Task details: Everything in the records except the pictures needs to be printed again exactly.

Material to process:
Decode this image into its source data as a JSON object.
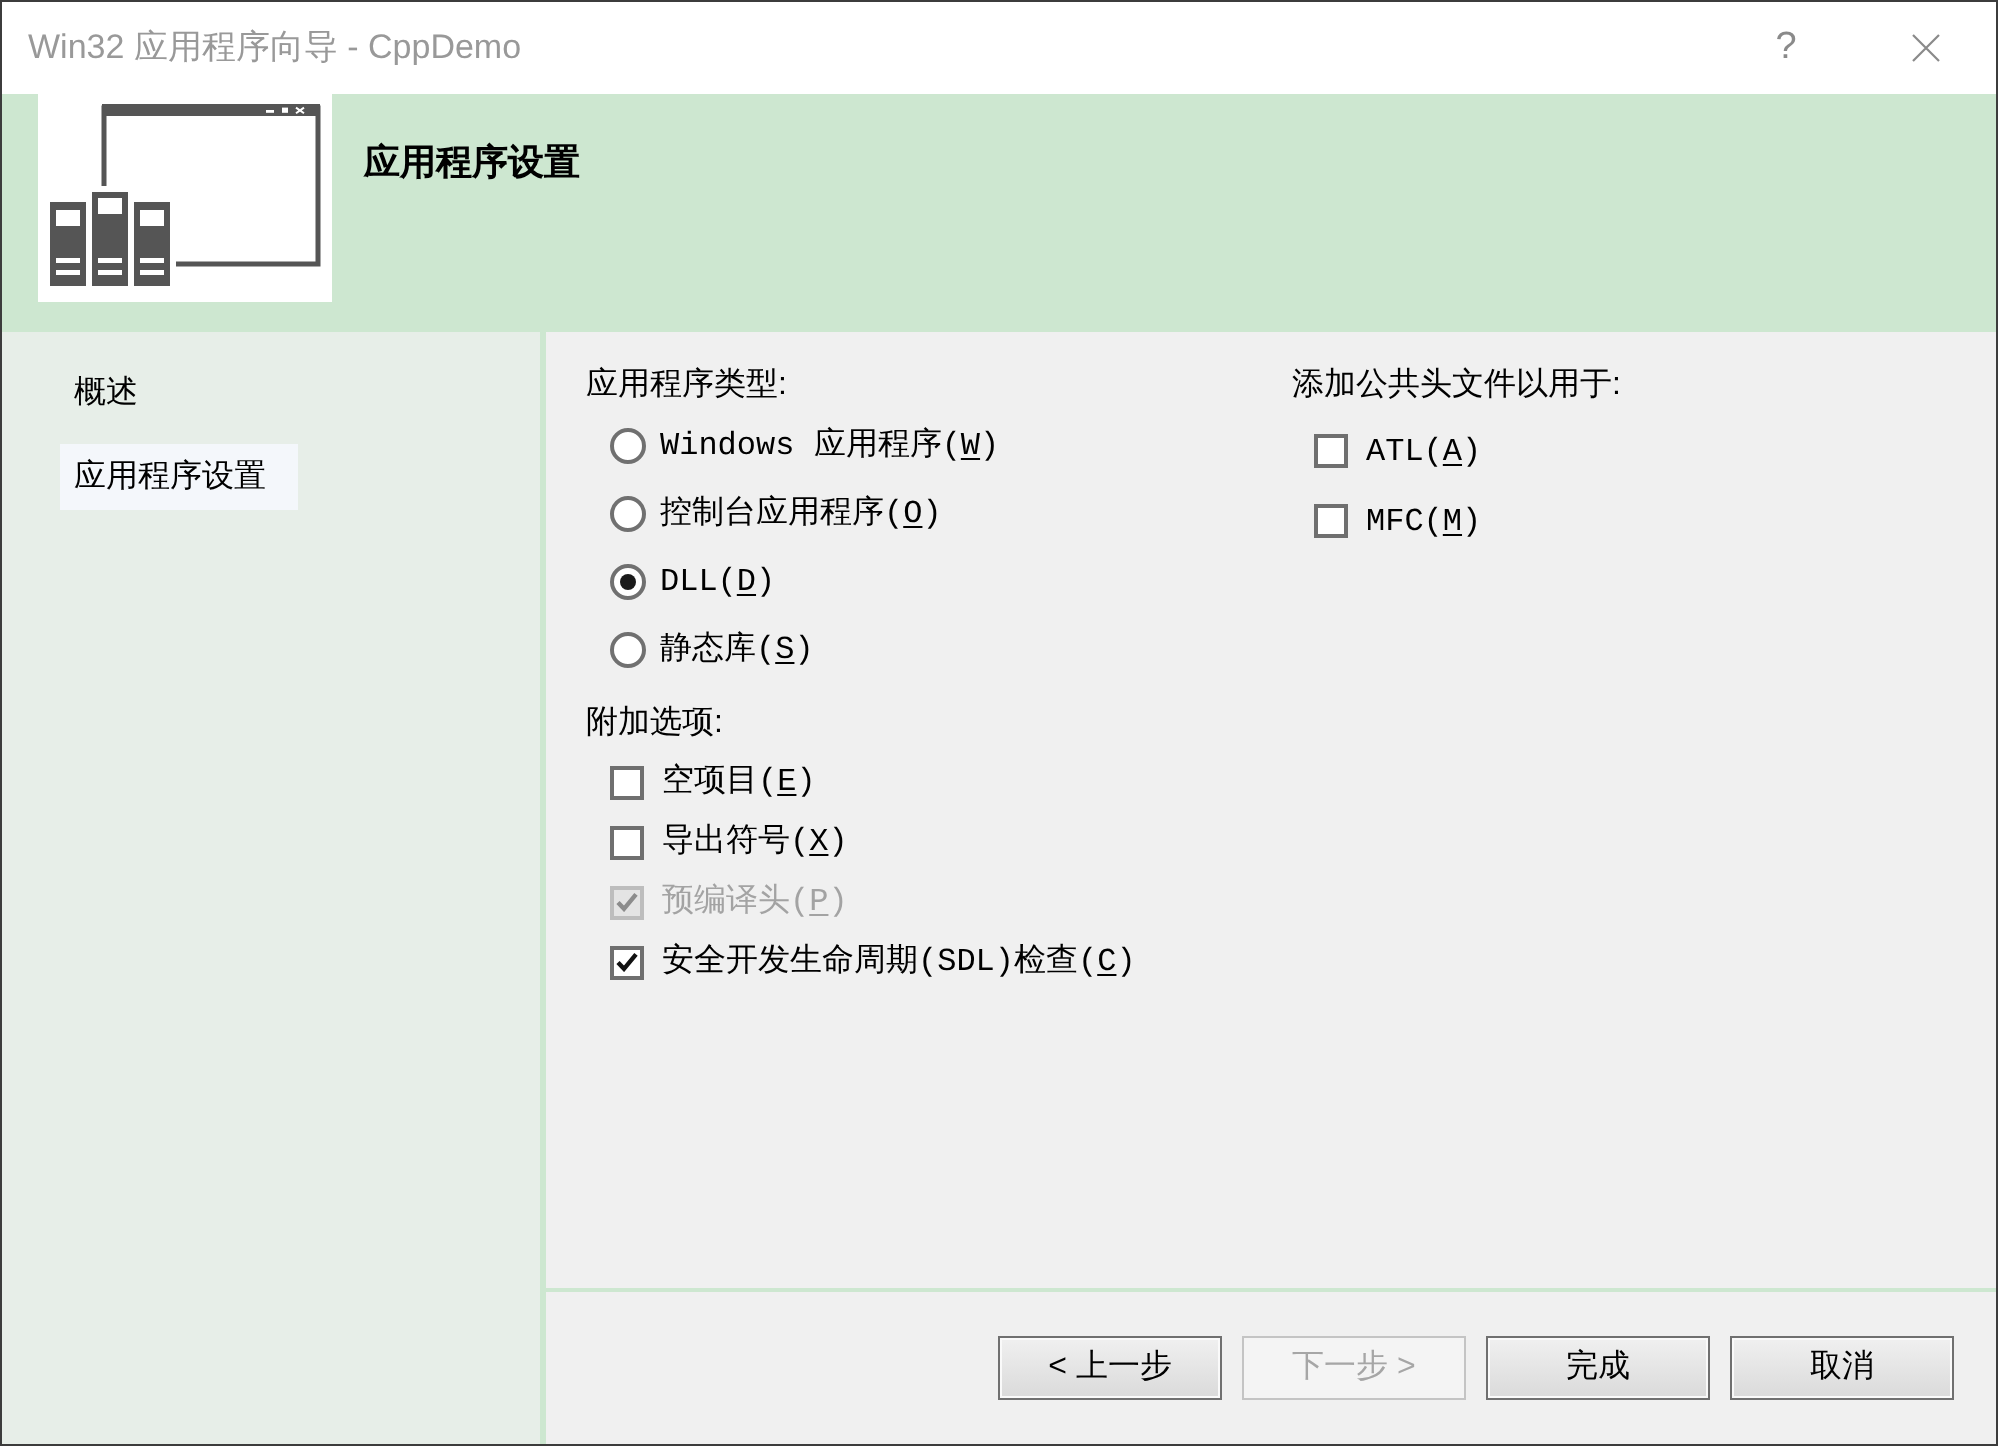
{
  "window": {
    "title": "Win32 应用程序向导 - CppDemo",
    "help_button": "?"
  },
  "header": {
    "title": "应用程序设置"
  },
  "sidebar": {
    "items": [
      {
        "label": "概述",
        "selected": false
      },
      {
        "label": "应用程序设置",
        "selected": true
      }
    ]
  },
  "application_type": {
    "heading": "应用程序类型:",
    "options": [
      {
        "label_start": "Windows 应用程序(",
        "access_key": "W",
        "label_end": ")",
        "selected": false
      },
      {
        "label_start": "控制台应用程序(",
        "access_key": "O",
        "label_end": ")",
        "selected": false
      },
      {
        "label_start": "DLL(",
        "access_key": "D",
        "label_end": ")",
        "selected": true
      },
      {
        "label_start": "静态库(",
        "access_key": "S",
        "label_end": ")",
        "selected": false
      }
    ]
  },
  "additional_options": {
    "heading": "附加选项:",
    "options": [
      {
        "label_start": "空项目(",
        "access_key": "E",
        "label_end": ")",
        "checked": false,
        "disabled": false
      },
      {
        "label_start": "导出符号(",
        "access_key": "X",
        "label_end": ")",
        "checked": false,
        "disabled": false
      },
      {
        "label_start": "预编译头(",
        "access_key": "P",
        "label_end": ")",
        "checked": true,
        "disabled": true
      },
      {
        "label_start": "安全开发生命周期(SDL)检查(",
        "access_key": "C",
        "label_end": ")",
        "checked": true,
        "disabled": false
      }
    ]
  },
  "common_headers": {
    "heading": "添加公共头文件以用于:",
    "options": [
      {
        "label_start": "ATL(",
        "access_key": "A",
        "label_end": ")",
        "checked": false,
        "disabled": false
      },
      {
        "label_start": "MFC(",
        "access_key": "M",
        "label_end": ")",
        "checked": false,
        "disabled": false
      }
    ]
  },
  "buttons": [
    {
      "label": "< 上一步",
      "disabled": false
    },
    {
      "label": "下一步 >",
      "disabled": true
    },
    {
      "label": "完成",
      "disabled": false
    },
    {
      "label": "取消",
      "disabled": false
    }
  ]
}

Response:
Decode this image into its source data as a JSON object.
{
  "window": {
    "title": "Win32 应用程序向导 - CppDemo",
    "help_button": "?"
  },
  "header": {
    "title": "应用程序设置"
  },
  "sidebar": {
    "items": [
      {
        "label": "概述",
        "selected": false
      },
      {
        "label": "应用程序设置",
        "selected": true
      }
    ]
  },
  "application_type": {
    "heading": "应用程序类型:",
    "options": [
      {
        "label_start": "Windows 应用程序(",
        "access_key": "W",
        "label_end": ")",
        "selected": false
      },
      {
        "label_start": "控制台应用程序(",
        "access_key": "O",
        "label_end": ")",
        "selected": false
      },
      {
        "label_start": "DLL(",
        "access_key": "D",
        "label_end": ")",
        "selected": true
      },
      {
        "label_start": "静态库(",
        "access_key": "S",
        "label_end": ")",
        "selected": false
      }
    ]
  },
  "additional_options": {
    "heading": "附加选项:",
    "options": [
      {
        "label_start": "空项目(",
        "access_key": "E",
        "label_end": ")",
        "checked": false,
        "disabled": false
      },
      {
        "label_start": "导出符号(",
        "access_key": "X",
        "label_end": ")",
        "checked": false,
        "disabled": false
      },
      {
        "label_start": "预编译头(",
        "access_key": "P",
        "label_end": ")",
        "checked": true,
        "disabled": true
      },
      {
        "label_start": "安全开发生命周期(SDL)检查(",
        "access_key": "C",
        "label_end": ")",
        "checked": true,
        "disabled": false
      }
    ]
  },
  "common_headers": {
    "heading": "添加公共头文件以用于:",
    "options": [
      {
        "label_start": "ATL(",
        "access_key": "A",
        "label_end": ")",
        "checked": false,
        "disabled": false
      },
      {
        "label_start": "MFC(",
        "access_key": "M",
        "label_end": ")",
        "checked": false,
        "disabled": false
      }
    ]
  },
  "buttons": [
    {
      "label": "< 上一步",
      "disabled": false
    },
    {
      "label": "下一步 >",
      "disabled": true
    },
    {
      "label": "完成",
      "disabled": false
    },
    {
      "label": "取消",
      "disabled": false
    }
  ]
}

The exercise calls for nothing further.